= Beginning of Section =
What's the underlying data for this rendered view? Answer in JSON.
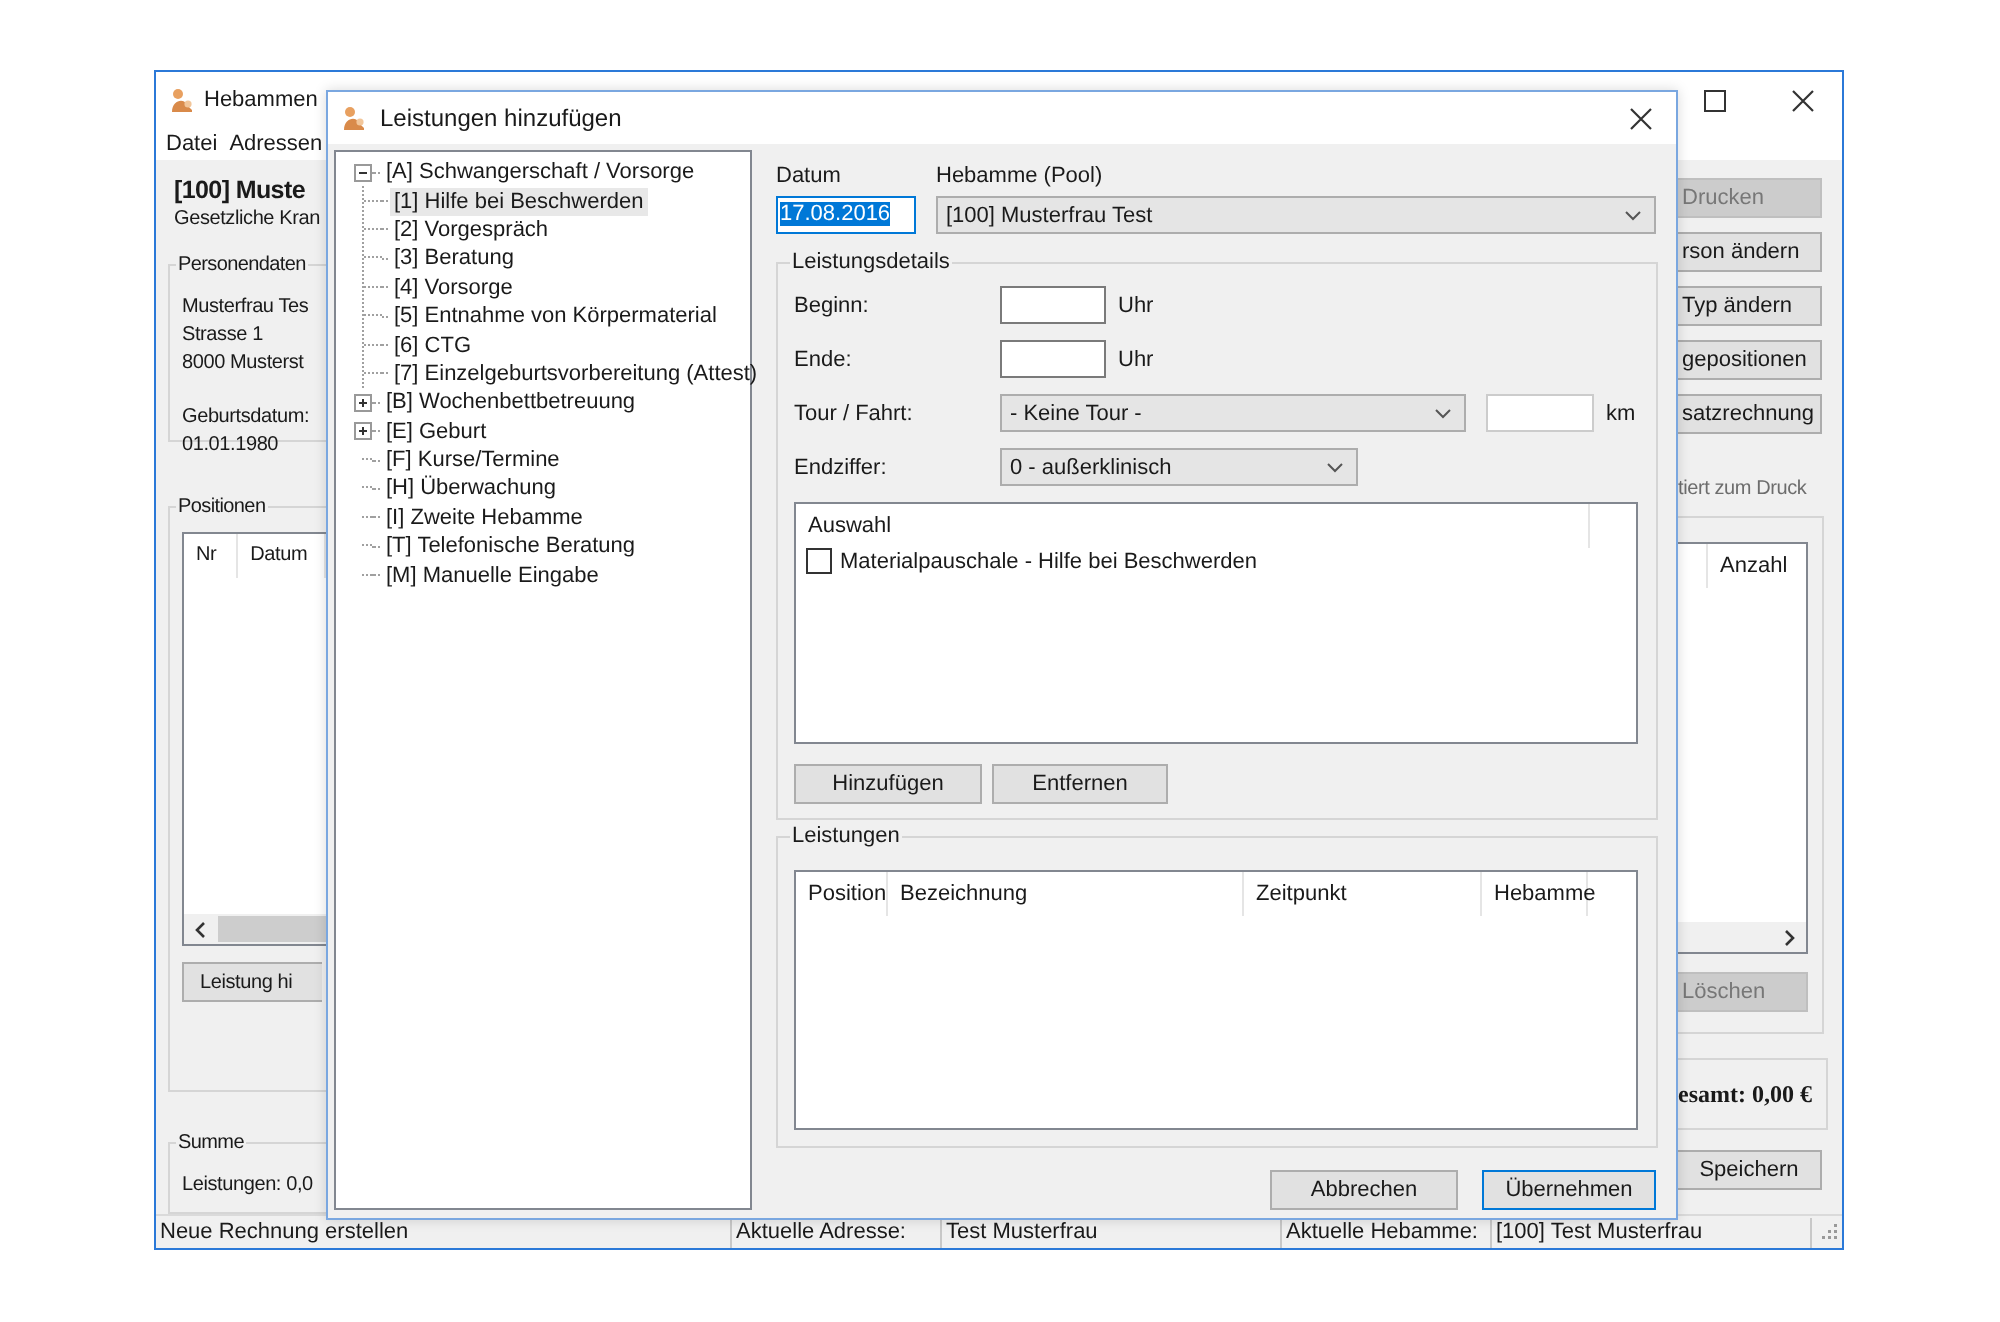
{
  "main_window": {
    "title": "Hebammen",
    "menu": [
      {
        "label": "Datei"
      },
      {
        "label": "Adressen"
      }
    ],
    "heading": "[100] Muste",
    "subheading": "Gesetzliche Kran",
    "personal_data": {
      "label": "Personendaten",
      "lines": [
        "Musterfrau Tes",
        "Strasse 1",
        "8000 Musterst"
      ],
      "birth_label": "Geburtsdatum:",
      "birth_date": "01.01.1980"
    },
    "positions": {
      "label": "Positionen",
      "columns": [
        "Nr",
        "Datum"
      ],
      "button": "Leistung hi"
    },
    "sum": {
      "label": "Summe",
      "text": "Leistungen: 0,0"
    },
    "side_buttons": [
      {
        "label": "Drucken",
        "disabled": true
      },
      {
        "label": "rson ändern",
        "disabled": false
      },
      {
        "label": "Typ ändern",
        "disabled": false
      },
      {
        "label": "gepositionen",
        "disabled": false
      },
      {
        "label": "satzrechnung",
        "disabled": false
      }
    ],
    "print_note": "tiert zum Druck",
    "list_columns": [
      "Anzahl"
    ],
    "delete_button": {
      "label": "Löschen",
      "disabled": true
    },
    "total": "esamt: 0,00 €",
    "save_button": "Speichern"
  },
  "dialog": {
    "title": "Leistungen hinzufügen",
    "tree": [
      {
        "label": "[A] Schwangerschaft / Vorsorge",
        "selected": false,
        "expanded": true,
        "children": [
          {
            "label": "[1] Hilfe bei Beschwerden",
            "selected": true
          },
          {
            "label": "[2] Vorgespräch",
            "selected": false
          },
          {
            "label": "[3] Beratung",
            "selected": false
          },
          {
            "label": "[4] Vorsorge",
            "selected": false
          },
          {
            "label": "[5] Entnahme von Körpermaterial",
            "selected": false
          },
          {
            "label": "[6] CTG",
            "selected": false
          },
          {
            "label": "[7] Einzelgeburtsvorbereitung (Attest)",
            "selected": false
          }
        ]
      },
      {
        "label": "[B] Wochenbettbetreuung",
        "selected": false,
        "expanded": false
      },
      {
        "label": "[E] Geburt",
        "selected": false,
        "expanded": false
      },
      {
        "label": "[F] Kurse/Termine",
        "selected": false
      },
      {
        "label": "[H] Überwachung",
        "selected": false
      },
      {
        "label": "[I] Zweite Hebamme",
        "selected": false
      },
      {
        "label": "[T] Telefonische Beratung",
        "selected": false
      },
      {
        "label": "[M] Manuelle Eingabe",
        "selected": false
      }
    ],
    "date_label": "Datum",
    "date": "17.08.2016",
    "midwife_label": "Hebamme (Pool)",
    "midwife": "[100] Musterfrau Test",
    "details": {
      "label": "Leistungsdetails",
      "fields": [
        {
          "kind": "time",
          "label": "Beginn:",
          "unit": "Uhr"
        },
        {
          "kind": "time",
          "label": "Ende:",
          "unit": "Uhr"
        },
        {
          "kind": "tour",
          "label": "Tour / Fahrt:",
          "value": "- Keine Tour -",
          "unit": "km"
        },
        {
          "kind": "select",
          "label": "Endziffer:",
          "value": "0 - außerklinisch"
        }
      ],
      "selection": {
        "columns": [
          "Auswahl"
        ],
        "items": [
          {
            "label": "Materialpauschale - Hilfe bei Beschwerden",
            "checked": false
          }
        ]
      },
      "buttons": [
        "Hinzufügen",
        "Entfernen"
      ]
    },
    "services": {
      "label": "Leistungen",
      "columns": [
        "Position",
        "Bezeichnung",
        "Zeitpunkt",
        "Hebamme"
      ]
    },
    "buttons": [
      {
        "label": "Abbrechen",
        "default": false
      },
      {
        "label": "Übernehmen",
        "default": true
      }
    ]
  },
  "status_bar": [
    {
      "text": "Neue Rechnung erstellen"
    },
    {
      "text": "Aktuelle Adresse:"
    },
    {
      "text": "Test Musterfrau"
    },
    {
      "text": "Aktuelle Hebamme:"
    },
    {
      "text": "[100] Test Musterfrau"
    }
  ]
}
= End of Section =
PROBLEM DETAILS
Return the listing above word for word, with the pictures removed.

EXERCISE OUTPUT
What's the underlying data for this rendered view? Answer in JSON.
{
  "main_window": {
    "title": "Hebammen",
    "menu": [
      {
        "label": "Datei"
      },
      {
        "label": "Adressen"
      }
    ],
    "heading": "[100] Muste",
    "subheading": "Gesetzliche Kran",
    "personal_data": {
      "label": "Personendaten",
      "lines": [
        "Musterfrau Tes",
        "Strasse 1",
        "8000 Musterst"
      ],
      "birth_label": "Geburtsdatum:",
      "birth_date": "01.01.1980"
    },
    "positions": {
      "label": "Positionen",
      "columns": [
        "Nr",
        "Datum"
      ],
      "button": "Leistung hi"
    },
    "sum": {
      "label": "Summe",
      "text": "Leistungen: 0,0"
    },
    "side_buttons": [
      {
        "label": "Drucken",
        "disabled": true
      },
      {
        "label": "rson ändern",
        "disabled": false
      },
      {
        "label": "Typ ändern",
        "disabled": false
      },
      {
        "label": "gepositionen",
        "disabled": false
      },
      {
        "label": "satzrechnung",
        "disabled": false
      }
    ],
    "print_note": "tiert zum Druck",
    "list_columns": [
      "Anzahl"
    ],
    "delete_button": {
      "label": "Löschen",
      "disabled": true
    },
    "total": "esamt: 0,00 €",
    "save_button": "Speichern"
  },
  "dialog": {
    "title": "Leistungen hinzufügen",
    "tree": [
      {
        "label": "[A] Schwangerschaft / Vorsorge",
        "selected": false,
        "expanded": true,
        "children": [
          {
            "label": "[1] Hilfe bei Beschwerden",
            "selected": true
          },
          {
            "label": "[2] Vorgespräch",
            "selected": false
          },
          {
            "label": "[3] Beratung",
            "selected": false
          },
          {
            "label": "[4] Vorsorge",
            "selected": false
          },
          {
            "label": "[5] Entnahme von Körpermaterial",
            "selected": false
          },
          {
            "label": "[6] CTG",
            "selected": false
          },
          {
            "label": "[7] Einzelgeburtsvorbereitung (Attest)",
            "selected": false
          }
        ]
      },
      {
        "label": "[B] Wochenbettbetreuung",
        "selected": false,
        "expanded": false
      },
      {
        "label": "[E] Geburt",
        "selected": false,
        "expanded": false
      },
      {
        "label": "[F] Kurse/Termine",
        "selected": false
      },
      {
        "label": "[H] Überwachung",
        "selected": false
      },
      {
        "label": "[I] Zweite Hebamme",
        "selected": false
      },
      {
        "label": "[T] Telefonische Beratung",
        "selected": false
      },
      {
        "label": "[M] Manuelle Eingabe",
        "selected": false
      }
    ],
    "date_label": "Datum",
    "date": "17.08.2016",
    "midwife_label": "Hebamme (Pool)",
    "midwife": "[100] Musterfrau Test",
    "details": {
      "label": "Leistungsdetails",
      "fields": [
        {
          "kind": "time",
          "label": "Beginn:",
          "unit": "Uhr"
        },
        {
          "kind": "time",
          "label": "Ende:",
          "unit": "Uhr"
        },
        {
          "kind": "tour",
          "label": "Tour / Fahrt:",
          "value": "- Keine Tour -",
          "unit": "km"
        },
        {
          "kind": "select",
          "label": "Endziffer:",
          "value": "0 - außerklinisch"
        }
      ],
      "selection": {
        "columns": [
          "Auswahl"
        ],
        "items": [
          {
            "label": "Materialpauschale - Hilfe bei Beschwerden",
            "checked": false
          }
        ]
      },
      "buttons": [
        "Hinzufügen",
        "Entfernen"
      ]
    },
    "services": {
      "label": "Leistungen",
      "columns": [
        "Position",
        "Bezeichnung",
        "Zeitpunkt",
        "Hebamme"
      ]
    },
    "buttons": [
      {
        "label": "Abbrechen",
        "default": false
      },
      {
        "label": "Übernehmen",
        "default": true
      }
    ]
  },
  "status_bar": [
    {
      "text": "Neue Rechnung erstellen"
    },
    {
      "text": "Aktuelle Adresse:"
    },
    {
      "text": "Test Musterfrau"
    },
    {
      "text": "Aktuelle Hebamme:"
    },
    {
      "text": "[100] Test Musterfrau"
    }
  ]
}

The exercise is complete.